→ Requirement:
Looking at the entries below, state how many lines contain the word "warehouse". Give the number alone.
### Dataset content ###
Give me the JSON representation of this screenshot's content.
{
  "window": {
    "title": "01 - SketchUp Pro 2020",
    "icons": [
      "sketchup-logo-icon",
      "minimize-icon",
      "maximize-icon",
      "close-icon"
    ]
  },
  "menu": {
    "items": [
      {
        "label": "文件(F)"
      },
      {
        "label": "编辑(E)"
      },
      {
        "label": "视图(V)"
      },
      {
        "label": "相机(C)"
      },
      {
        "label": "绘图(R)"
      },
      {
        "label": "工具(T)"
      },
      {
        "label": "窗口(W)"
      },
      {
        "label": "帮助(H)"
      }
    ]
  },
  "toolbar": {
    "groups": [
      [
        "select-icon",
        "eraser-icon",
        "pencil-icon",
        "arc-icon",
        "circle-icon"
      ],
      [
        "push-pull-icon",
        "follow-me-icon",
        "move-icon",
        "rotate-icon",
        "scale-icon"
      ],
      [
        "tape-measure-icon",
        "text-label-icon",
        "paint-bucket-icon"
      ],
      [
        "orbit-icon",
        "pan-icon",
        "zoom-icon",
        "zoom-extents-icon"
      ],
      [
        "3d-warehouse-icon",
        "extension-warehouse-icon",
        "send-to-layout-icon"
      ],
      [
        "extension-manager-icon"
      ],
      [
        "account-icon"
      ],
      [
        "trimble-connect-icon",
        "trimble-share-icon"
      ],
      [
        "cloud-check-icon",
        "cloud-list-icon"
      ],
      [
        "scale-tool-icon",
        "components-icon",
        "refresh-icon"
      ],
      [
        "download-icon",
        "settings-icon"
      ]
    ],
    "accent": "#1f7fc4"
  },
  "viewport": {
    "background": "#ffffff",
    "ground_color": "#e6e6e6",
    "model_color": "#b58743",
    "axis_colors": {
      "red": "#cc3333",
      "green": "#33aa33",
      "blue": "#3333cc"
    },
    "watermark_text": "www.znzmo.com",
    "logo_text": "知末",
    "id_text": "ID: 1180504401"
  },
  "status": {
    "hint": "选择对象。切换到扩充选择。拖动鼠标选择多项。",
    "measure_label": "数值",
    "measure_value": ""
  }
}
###
→ Output of the exercise:
2